■ The task
Give every line of the data again, exactly.

--- Data for the task Enclosed Below ---

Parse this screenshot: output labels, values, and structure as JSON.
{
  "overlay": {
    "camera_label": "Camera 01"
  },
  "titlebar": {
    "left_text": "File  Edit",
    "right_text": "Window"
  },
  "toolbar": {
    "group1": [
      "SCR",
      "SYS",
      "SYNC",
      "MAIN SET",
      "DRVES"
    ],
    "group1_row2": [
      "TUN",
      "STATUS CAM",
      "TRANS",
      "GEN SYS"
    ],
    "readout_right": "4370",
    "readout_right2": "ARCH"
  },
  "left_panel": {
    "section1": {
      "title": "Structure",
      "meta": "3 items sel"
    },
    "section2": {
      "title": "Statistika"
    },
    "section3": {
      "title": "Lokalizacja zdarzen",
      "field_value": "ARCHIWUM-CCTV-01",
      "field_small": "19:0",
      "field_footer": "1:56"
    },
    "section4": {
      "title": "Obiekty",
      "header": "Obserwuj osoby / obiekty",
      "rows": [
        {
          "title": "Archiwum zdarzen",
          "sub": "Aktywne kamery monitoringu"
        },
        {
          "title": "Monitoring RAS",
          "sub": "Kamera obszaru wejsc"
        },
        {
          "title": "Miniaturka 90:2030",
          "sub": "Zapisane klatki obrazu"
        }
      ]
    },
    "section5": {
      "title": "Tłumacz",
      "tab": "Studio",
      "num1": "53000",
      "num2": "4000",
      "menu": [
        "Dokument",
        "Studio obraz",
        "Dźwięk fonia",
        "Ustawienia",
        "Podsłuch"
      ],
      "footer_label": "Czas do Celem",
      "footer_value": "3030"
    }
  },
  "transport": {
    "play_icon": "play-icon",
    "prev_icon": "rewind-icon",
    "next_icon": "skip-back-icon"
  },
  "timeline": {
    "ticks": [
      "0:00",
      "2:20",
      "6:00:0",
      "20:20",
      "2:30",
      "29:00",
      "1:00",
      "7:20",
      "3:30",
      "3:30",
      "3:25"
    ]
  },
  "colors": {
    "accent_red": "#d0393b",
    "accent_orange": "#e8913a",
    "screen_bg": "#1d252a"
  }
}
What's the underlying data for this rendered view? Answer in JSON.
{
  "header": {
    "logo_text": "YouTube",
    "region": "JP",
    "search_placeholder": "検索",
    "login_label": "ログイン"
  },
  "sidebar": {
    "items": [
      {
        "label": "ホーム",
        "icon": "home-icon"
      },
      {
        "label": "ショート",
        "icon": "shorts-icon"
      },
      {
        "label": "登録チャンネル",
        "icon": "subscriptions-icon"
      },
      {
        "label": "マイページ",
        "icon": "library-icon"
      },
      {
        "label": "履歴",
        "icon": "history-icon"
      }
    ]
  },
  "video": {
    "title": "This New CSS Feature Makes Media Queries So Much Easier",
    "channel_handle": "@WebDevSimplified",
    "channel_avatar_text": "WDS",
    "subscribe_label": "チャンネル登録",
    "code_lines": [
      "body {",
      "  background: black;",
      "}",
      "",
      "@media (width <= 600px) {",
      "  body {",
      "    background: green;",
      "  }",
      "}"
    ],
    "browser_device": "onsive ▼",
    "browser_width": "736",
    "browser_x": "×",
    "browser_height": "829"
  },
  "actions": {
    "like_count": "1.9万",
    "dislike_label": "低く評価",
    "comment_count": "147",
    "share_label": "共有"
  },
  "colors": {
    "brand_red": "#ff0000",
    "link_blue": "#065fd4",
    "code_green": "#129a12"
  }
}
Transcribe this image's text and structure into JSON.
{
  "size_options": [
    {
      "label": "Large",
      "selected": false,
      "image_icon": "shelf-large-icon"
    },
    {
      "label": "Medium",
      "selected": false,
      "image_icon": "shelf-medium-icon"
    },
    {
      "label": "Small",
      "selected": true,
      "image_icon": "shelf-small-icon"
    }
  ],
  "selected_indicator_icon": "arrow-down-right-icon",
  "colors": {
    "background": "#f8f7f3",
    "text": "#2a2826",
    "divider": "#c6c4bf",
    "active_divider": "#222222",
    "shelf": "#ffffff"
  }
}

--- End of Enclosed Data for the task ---

■ Finished exercise
Parse this screenshot: output labels, values, and structure as JSON.
{
  "overlay": {
    "camera_label": "Camera 01"
  },
  "titlebar": {
    "left_text": "File  Edit",
    "right_text": "Window"
  },
  "toolbar": {
    "group1": [
      "SCR",
      "SYS",
      "SYNC",
      "MAIN SET",
      "DRVES"
    ],
    "group1_row2": [
      "TUN",
      "STATUS CAM",
      "TRANS",
      "GEN SYS"
    ],
    "readout_right": "4370",
    "readout_right2": "ARCH"
  },
  "left_panel": {
    "section1": {
      "title": "Structure",
      "meta": "3 items sel"
    },
    "section2": {
      "title": "Statistika"
    },
    "section3": {
      "title": "Lokalizacja zdarzen",
      "field_value": "ARCHIWUM-CCTV-01",
      "field_small": "19:0",
      "field_footer": "1:56"
    },
    "section4": {
      "title": "Obiekty",
      "header": "Obserwuj osoby / obiekty",
      "rows": [
        {
          "title": "Archiwum zdarzen",
          "sub": "Aktywne kamery monitoringu"
        },
        {
          "title": "Monitoring RAS",
          "sub": "Kamera obszaru wejsc"
        },
        {
          "title": "Miniaturka 90:2030",
          "sub": "Zapisane klatki obrazu"
        }
      ]
    },
    "section5": {
      "title": "Tłumacz",
      "tab": "Studio",
      "num1": "53000",
      "num2": "4000",
      "menu": [
        "Dokument",
        "Studio obraz",
        "Dźwięk fonia",
        "Ustawienia",
        "Podsłuch"
      ],
      "footer_label": "Czas do Celem",
      "footer_value": "3030"
    }
  },
  "transport": {
    "play_icon": "play-icon",
    "prev_icon": "rewind-icon",
    "next_icon": "skip-back-icon"
  },
  "timeline": {
    "ticks": [
      "0:00",
      "2:20",
      "6:00:0",
      "20:20",
      "2:30",
      "29:00",
      "1:00",
      "7:20",
      "3:30",
      "3:30",
      "3:25"
    ]
  },
  "colors": {
    "accent_red": "#d0393b",
    "accent_orange": "#e8913a",
    "screen_bg": "#1d252a"
  }
}
What's the underlying data for this rendered view? Answer in JSON.
{
  "header": {
    "logo_text": "YouTube",
    "region": "JP",
    "search_placeholder": "検索",
    "login_label": "ログイン"
  },
  "sidebar": {
    "items": [
      {
        "label": "ホーム",
        "icon": "home-icon"
      },
      {
        "label": "ショート",
        "icon": "shorts-icon"
      },
      {
        "label": "登録チャンネル",
        "icon": "subscriptions-icon"
      },
      {
        "label": "マイページ",
        "icon": "library-icon"
      },
      {
        "label": "履歴",
        "icon": "history-icon"
      }
    ]
  },
  "video": {
    "title": "This New CSS Feature Makes Media Queries So Much Easier",
    "channel_handle": "@WebDevSimplified",
    "channel_avatar_text": "WDS",
    "subscribe_label": "チャンネル登録",
    "code_lines": [
      "body {",
      "  background: black;",
      "}",
      "",
      "@media (width <= 600px) {",
      "  body {",
      "    background: green;",
      "  }",
      "}"
    ],
    "browser_device": "onsive ▼",
    "browser_width": "736",
    "browser_x": "×",
    "browser_height": "829"
  },
  "actions": {
    "like_count": "1.9万",
    "dislike_label": "低く評価",
    "comment_count": "147",
    "share_label": "共有"
  },
  "colors": {
    "brand_red": "#ff0000",
    "link_blue": "#065fd4",
    "code_green": "#129a12"
  }
}
Transcribe this image's text and structure into JSON.
{
  "size_options": [
    {
      "label": "Large",
      "selected": false,
      "image_icon": "shelf-large-icon"
    },
    {
      "label": "Medium",
      "selected": false,
      "image_icon": "shelf-medium-icon"
    },
    {
      "label": "Small",
      "selected": true,
      "image_icon": "shelf-small-icon"
    }
  ],
  "selected_indicator_icon": "arrow-down-right-icon",
  "colors": {
    "background": "#f8f7f3",
    "text": "#2a2826",
    "divider": "#c6c4bf",
    "active_divider": "#222222",
    "shelf": "#ffffff"
  }
}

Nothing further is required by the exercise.